TML: I want to go back to the mandate of this government. It is claimed that it is a government of technocrats. No Fatah and no Hamas. If that is the case, then where is the unity?
Saidam: Unity is achieved by compromise. And compromise was to withdraw any elements that are going to cause any friction. Political allegiance has defaced the relationship over the last few years and the two parties have resolved that if political affiliation would mean friction in the future, we might as well withdraw it.
At the end of the day, this government is a transitional government, should lay the foundations for Palestinian elections, and with these elections, the international community would see firsthand that the Palestinians are not for throwing Israel into the sea, but rather for creating Palestine. It’s not about killing Israel; it’s about bringing birth to Palestine. That’s the very message that has prevailed over the last two years when we were planning to go to the United Nations. It’s time for the occupation to end. That’s a reality.

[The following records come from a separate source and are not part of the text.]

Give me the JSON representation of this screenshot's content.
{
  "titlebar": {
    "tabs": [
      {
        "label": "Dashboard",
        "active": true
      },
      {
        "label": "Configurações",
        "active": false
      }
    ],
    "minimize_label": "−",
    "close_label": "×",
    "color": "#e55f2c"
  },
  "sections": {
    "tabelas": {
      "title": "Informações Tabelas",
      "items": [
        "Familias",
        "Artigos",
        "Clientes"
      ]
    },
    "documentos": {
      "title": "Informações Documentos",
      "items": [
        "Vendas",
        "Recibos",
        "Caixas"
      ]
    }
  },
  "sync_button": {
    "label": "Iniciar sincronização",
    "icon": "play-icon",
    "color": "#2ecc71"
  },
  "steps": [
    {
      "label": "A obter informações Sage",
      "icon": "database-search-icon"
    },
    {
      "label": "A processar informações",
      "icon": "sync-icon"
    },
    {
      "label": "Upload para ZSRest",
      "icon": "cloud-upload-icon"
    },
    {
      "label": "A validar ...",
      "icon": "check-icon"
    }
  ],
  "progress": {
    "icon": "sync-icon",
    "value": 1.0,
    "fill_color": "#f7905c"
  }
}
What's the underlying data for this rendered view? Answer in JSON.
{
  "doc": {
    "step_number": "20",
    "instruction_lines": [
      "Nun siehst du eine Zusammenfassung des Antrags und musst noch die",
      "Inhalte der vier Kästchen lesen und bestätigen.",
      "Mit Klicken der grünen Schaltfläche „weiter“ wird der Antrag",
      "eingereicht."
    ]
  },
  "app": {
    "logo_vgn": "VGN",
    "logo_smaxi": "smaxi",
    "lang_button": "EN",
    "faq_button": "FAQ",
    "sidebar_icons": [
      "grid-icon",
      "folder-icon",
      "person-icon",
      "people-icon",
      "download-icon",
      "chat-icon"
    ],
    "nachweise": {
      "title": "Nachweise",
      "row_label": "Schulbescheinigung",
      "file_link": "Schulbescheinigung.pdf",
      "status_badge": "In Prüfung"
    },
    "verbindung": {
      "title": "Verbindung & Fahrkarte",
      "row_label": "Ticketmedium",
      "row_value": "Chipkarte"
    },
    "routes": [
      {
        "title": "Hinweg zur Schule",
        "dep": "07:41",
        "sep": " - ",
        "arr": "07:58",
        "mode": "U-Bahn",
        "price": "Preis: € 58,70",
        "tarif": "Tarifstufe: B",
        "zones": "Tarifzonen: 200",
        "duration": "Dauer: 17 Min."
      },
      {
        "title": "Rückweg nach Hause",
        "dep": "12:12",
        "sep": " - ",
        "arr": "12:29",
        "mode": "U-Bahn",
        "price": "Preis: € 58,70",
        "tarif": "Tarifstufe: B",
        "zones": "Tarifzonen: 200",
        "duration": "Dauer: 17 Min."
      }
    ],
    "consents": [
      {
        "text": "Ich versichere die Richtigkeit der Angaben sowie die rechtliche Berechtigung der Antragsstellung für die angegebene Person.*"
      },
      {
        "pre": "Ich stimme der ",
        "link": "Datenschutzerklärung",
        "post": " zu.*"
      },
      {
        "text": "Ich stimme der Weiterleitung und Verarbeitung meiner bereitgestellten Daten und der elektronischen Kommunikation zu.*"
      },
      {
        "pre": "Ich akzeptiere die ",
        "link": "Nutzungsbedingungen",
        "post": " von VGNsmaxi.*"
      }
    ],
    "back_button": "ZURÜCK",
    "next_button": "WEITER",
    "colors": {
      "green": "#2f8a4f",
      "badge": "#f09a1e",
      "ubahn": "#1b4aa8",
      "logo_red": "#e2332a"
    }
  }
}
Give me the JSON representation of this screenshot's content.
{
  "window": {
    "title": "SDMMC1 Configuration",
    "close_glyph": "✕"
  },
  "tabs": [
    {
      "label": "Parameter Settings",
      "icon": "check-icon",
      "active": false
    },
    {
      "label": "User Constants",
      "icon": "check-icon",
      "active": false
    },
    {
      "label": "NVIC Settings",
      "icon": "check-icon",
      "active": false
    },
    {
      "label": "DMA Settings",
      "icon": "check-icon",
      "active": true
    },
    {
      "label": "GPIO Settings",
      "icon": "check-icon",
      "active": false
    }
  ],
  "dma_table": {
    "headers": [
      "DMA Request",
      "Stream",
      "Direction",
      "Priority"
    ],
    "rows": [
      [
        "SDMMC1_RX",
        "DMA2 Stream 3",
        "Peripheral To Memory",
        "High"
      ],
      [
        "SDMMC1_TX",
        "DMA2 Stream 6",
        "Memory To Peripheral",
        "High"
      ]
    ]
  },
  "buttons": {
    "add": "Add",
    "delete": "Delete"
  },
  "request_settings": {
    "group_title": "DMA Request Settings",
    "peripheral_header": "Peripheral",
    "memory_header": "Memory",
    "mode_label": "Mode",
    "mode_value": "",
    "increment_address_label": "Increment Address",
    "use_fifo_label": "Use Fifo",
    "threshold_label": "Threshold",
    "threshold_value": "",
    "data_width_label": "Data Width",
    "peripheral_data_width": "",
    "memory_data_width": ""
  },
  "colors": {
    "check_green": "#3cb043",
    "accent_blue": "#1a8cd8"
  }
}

TML: Israel prevented four Palestinian ministers from Gaza from joining their own swearing-in ceremony. Do you think President Abbas has other challenges coming?
Saidam: Israel is very wrong. I think it will be told this not only by the Palestinians but by the international community. Israel is trying to stop Palestinian democracy by banning ministers from coming. Israel is exercising yet another element of oppression against Palestinian democracy and human rights and against the liberty of Palestinians.
I hope Israel will come to its senses and realize what it is doing is wrong. Israel claims that Hamas is extremist. I’m not the spokesperson for Hamas. Hamas has the right to explain and defend itself. The Israeli government has elements and parties who said that God made a mistake by creating Arabs. You can’t be more extreme. Yet they are part of the government. (Yet,) Israel is asking us to recognize them, denying ourselves the right of having other parties with different views about different matters.
What matters most now is the vision of the president, the vision of the PLO, the two-state solution, and previously signed agreements – the Quartet’s principles – and the end to conflict. What’s most important is Israel and Palestine living side by side; nobody eliminating the other and nobody stepping on the history of the other, but rather living in co-existence. Beyond that, I can see hell breaking loose or I can see more Palestinians coming forward toward a one-state solution.
TML: Israel is threatening to cut off ties with the Palestinian Authority. Are you prepared to handle this?
Saidam: The time has come for the international community and not the Palestinians to say enough is enough. Israel is playing with fire. Israel is wasting the time of humanity by prevailing and prolonging this occupation.
Article written by Abdullah H. Erakat
Reprinted with permission from The Media Line